DOL Issues Warning About Crypto Assets in DC Plans

The lead regulator of employer-sponsored retirement plans says cryptocurrencies and other digital assets are subject to a variety of issues that make them untenable—at least at this stage—for investment by plan participants.

The U.S. Department of Labor on Thursday published compliance assistance for 401(k) plan fiduciaries considering plan investments in cryptocurrencies.

According to the DOL’s announcement, formally referred to as Compliance Assistance Release No. 2022-01, the goal of the compliance assistance is to protect the retirement savings of U.S. workers from extreme volatility and legal risks.

Published by the DOL’s Employee Benefits Security Administration, the compliance assistance cautions plan fiduciaries to exercise “extreme care” before they consider adding a cryptocurrency option to a 401(k) plan’s investment menu for plan participants. As the EBSA points out, the Employee Retirement Income Security Act of 1974 requires plan fiduciaries to act solely in the financial interests of plan participants and adhere to the standards of professional care in considering investment options for participants in 401(k) plans.

“Today’s announcement reminds plan fiduciaries of their important role in selecting investment options for 401(k) plan menus,” says Employee Benefits Security Administration Acting Assistant Secretary Ali Khawar. “At this stage of cryptocurrency’s development, fiduciaries must exercise extreme care before including direct investment options in cryptocurrency.”

The full text of the release, available here, is complemented by an informal blog post published by Khawar. In the release, the EBSA says cryptocurrencies tend to be too speculative and volatile investments to serve a meaningful purpose in tax-qualified retirement plans. As the release explains, at this stage in their development, cryptocurrencies have been subject to extreme price volatility, which may be due to the many uncertainties associated with valuing these assets. Other issues cited by the EBSA include the speculative conduct of crypto market participants and the security risks demonstrated by widely published incidents of theft and fraud.

The EBSA says cryptocurrencies are often promoted as innovative investments that offer investors unique potential for outsized profits. As such, the EBSA says, these investments can all too easily attract investments from inexpert plan participants with great expectations of high returns and little appreciation of the risks the investments pose to their retirement investments. The release emphasizes that cryptocurrencies are very different from typical retirement plan investments, and it can be extraordinarily difficult, even for expert investors, to evaluate these assets and separate the facts from the hype.

Other concerns cited by the EBSA relate to custodial and recordkeeping considerations, which are extremely important in the ERISA fiduciary context. The EBSA says cryptocurrencies are not held like traditional plan assets in trust or custodial accounts, nor are they readily valued compared with other assets or available to pay benefits and plan expenses. With some cryptocurrencies, EBSA warns, simply losing or forgetting a password can result in the loss of the asset forever, while other methods of holding cryptocurrencies can be vulnerable to hackers and theft.
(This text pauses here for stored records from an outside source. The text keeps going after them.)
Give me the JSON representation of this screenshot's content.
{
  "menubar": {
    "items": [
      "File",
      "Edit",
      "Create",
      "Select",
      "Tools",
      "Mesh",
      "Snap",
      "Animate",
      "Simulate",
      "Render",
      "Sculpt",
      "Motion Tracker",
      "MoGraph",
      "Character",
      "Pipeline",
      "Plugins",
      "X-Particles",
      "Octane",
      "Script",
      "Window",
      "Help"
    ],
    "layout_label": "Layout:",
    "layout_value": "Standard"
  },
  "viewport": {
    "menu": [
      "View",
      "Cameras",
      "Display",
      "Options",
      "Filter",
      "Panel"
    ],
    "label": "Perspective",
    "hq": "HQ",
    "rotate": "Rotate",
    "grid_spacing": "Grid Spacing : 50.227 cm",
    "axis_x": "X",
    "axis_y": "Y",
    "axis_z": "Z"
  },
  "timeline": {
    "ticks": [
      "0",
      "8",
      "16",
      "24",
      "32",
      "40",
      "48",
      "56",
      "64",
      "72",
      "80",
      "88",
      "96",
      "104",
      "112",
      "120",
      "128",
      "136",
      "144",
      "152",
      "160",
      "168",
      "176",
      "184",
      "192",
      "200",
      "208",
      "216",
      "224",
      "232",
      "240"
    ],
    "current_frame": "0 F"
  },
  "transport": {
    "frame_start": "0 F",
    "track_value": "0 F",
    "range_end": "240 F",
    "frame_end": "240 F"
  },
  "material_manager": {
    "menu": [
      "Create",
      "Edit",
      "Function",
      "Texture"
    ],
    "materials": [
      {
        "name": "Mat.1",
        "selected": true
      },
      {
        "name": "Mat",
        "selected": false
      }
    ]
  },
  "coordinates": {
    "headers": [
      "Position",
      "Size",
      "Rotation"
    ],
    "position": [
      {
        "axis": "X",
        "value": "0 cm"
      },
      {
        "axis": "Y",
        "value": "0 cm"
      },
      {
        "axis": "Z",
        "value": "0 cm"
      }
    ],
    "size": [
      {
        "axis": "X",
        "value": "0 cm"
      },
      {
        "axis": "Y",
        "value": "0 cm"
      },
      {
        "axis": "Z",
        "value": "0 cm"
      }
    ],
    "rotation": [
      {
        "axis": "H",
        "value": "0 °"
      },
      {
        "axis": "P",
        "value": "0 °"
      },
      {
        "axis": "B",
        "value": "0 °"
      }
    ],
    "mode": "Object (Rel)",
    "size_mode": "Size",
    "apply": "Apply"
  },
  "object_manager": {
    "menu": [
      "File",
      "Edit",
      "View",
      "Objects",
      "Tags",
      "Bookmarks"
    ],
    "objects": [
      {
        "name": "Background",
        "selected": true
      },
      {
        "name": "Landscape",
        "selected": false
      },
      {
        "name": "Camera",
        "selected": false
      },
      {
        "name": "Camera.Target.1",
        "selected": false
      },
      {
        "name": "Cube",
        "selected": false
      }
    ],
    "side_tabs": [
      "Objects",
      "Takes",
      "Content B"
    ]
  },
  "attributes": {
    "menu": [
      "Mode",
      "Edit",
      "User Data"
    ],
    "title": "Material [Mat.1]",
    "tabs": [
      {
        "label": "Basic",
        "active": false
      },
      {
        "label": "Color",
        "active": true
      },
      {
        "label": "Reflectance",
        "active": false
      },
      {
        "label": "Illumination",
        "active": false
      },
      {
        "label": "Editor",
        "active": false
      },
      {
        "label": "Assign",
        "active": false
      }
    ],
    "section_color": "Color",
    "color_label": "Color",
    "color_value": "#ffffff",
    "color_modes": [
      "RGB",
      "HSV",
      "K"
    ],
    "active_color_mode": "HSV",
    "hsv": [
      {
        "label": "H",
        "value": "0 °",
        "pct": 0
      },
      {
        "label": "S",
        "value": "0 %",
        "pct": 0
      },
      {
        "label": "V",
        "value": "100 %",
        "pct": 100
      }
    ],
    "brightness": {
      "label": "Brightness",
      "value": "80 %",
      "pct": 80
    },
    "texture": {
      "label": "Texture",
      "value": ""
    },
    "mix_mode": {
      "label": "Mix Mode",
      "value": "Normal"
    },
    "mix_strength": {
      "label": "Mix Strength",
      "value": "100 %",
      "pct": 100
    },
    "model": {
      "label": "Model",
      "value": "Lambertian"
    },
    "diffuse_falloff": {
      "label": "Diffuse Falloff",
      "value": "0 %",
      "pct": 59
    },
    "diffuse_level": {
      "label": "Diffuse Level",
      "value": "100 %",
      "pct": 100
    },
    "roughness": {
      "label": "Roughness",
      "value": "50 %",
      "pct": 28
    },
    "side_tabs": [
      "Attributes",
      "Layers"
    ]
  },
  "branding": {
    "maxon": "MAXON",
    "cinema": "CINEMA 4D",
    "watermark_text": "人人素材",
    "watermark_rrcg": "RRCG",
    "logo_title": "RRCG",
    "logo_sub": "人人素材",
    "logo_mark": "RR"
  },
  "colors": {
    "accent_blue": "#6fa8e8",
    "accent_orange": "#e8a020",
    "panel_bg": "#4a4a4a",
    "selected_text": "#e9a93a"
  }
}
According to the EBSA, the rules and regulations governing the cryptocurrency markets may be evolving, and some market participants may be operating outside of existing regulatory frameworks or not complying with them. Fiduciaries who are considering whether to include a cryptocurrency investment option will have to include in their analysis how regulatory requirements may apply to issuance, investments, trading or other activities and how those regulatory requirements might affect investments by participants in 401(k) plans.

To this end, the EBSA cites a theoretical example wherein the sale of some cryptocurrencies could constitute the unlawful sale of securities in unregistered transactions. Plan fiduciaries must take care to avoid participating in unlawful transactions, exposing themselves to liability and plan participants to the risks of inadequate disclosures and the loss of investor protections that are guaranteed under the securities laws.